◆ PROBLEM STATEMENT:
Go through the listing and repeat each entry exactly, but include no pictures.

◆ LISTED ENTRIES:
══════

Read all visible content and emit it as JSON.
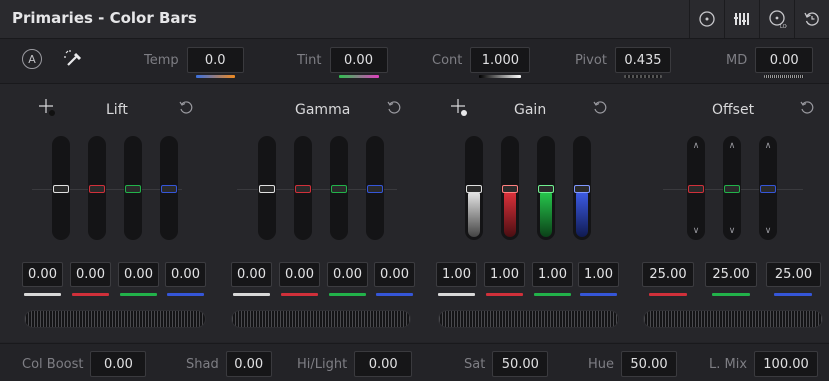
{
  "panel": {
    "title": "Primaries - Color Bars"
  },
  "header_icons": [
    "target-icon",
    "bars-icon",
    "log-icon",
    "reset-all-icon"
  ],
  "toolbar": {
    "auto_label": "A",
    "temp": {
      "label": "Temp",
      "value": "0.0"
    },
    "tint": {
      "label": "Tint",
      "value": "0.00"
    },
    "cont": {
      "label": "Cont",
      "value": "1.000"
    },
    "pivot": {
      "label": "Pivot",
      "value": "0.435"
    },
    "md": {
      "label": "MD",
      "value": "0.00"
    }
  },
  "wheels": {
    "lift": {
      "label": "Lift",
      "values": [
        "0.00",
        "0.00",
        "0.00",
        "0.00"
      ]
    },
    "gamma": {
      "label": "Gamma",
      "values": [
        "0.00",
        "0.00",
        "0.00",
        "0.00"
      ]
    },
    "gain": {
      "label": "Gain",
      "values": [
        "1.00",
        "1.00",
        "1.00",
        "1.00"
      ]
    },
    "offset": {
      "label": "Offset",
      "values": [
        "25.00",
        "25.00",
        "25.00"
      ]
    }
  },
  "colors": {
    "y": "#d8d8d8",
    "r": "#d0303a",
    "g": "#22b24a",
    "b": "#3556d8"
  },
  "bottom": {
    "col_boost": {
      "label": "Col Boost",
      "value": "0.00"
    },
    "shad": {
      "label": "Shad",
      "value": "0.00"
    },
    "hilight": {
      "label": "Hi/Light",
      "value": "0.00"
    },
    "sat": {
      "label": "Sat",
      "value": "50.00"
    },
    "hue": {
      "label": "Hue",
      "value": "50.00"
    },
    "lmix": {
      "label": "L. Mix",
      "value": "100.00"
    }
  }
}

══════

◆ WRITTEN SOLUTION:
Read all visible content and emit it as JSON.
{
  "panel": {
    "title": "Primaries - Color Bars"
  },
  "header_icons": [
    "target-icon",
    "bars-icon",
    "log-icon",
    "reset-all-icon"
  ],
  "toolbar": {
    "auto_label": "A",
    "temp": {
      "label": "Temp",
      "value": "0.0"
    },
    "tint": {
      "label": "Tint",
      "value": "0.00"
    },
    "cont": {
      "label": "Cont",
      "value": "1.000"
    },
    "pivot": {
      "label": "Pivot",
      "value": "0.435"
    },
    "md": {
      "label": "MD",
      "value": "0.00"
    }
  },
  "wheels": {
    "lift": {
      "label": "Lift",
      "values": [
        "0.00",
        "0.00",
        "0.00",
        "0.00"
      ]
    },
    "gamma": {
      "label": "Gamma",
      "values": [
        "0.00",
        "0.00",
        "0.00",
        "0.00"
      ]
    },
    "gain": {
      "label": "Gain",
      "values": [
        "1.00",
        "1.00",
        "1.00",
        "1.00"
      ]
    },
    "offset": {
      "label": "Offset",
      "values": [
        "25.00",
        "25.00",
        "25.00"
      ]
    }
  },
  "colors": {
    "y": "#d8d8d8",
    "r": "#d0303a",
    "g": "#22b24a",
    "b": "#3556d8"
  },
  "bottom": {
    "col_boost": {
      "label": "Col Boost",
      "value": "0.00"
    },
    "shad": {
      "label": "Shad",
      "value": "0.00"
    },
    "hilight": {
      "label": "Hi/Light",
      "value": "0.00"
    },
    "sat": {
      "label": "Sat",
      "value": "50.00"
    },
    "hue": {
      "label": "Hue",
      "value": "50.00"
    },
    "lmix": {
      "label": "L. Mix",
      "value": "100.00"
    }
  }
}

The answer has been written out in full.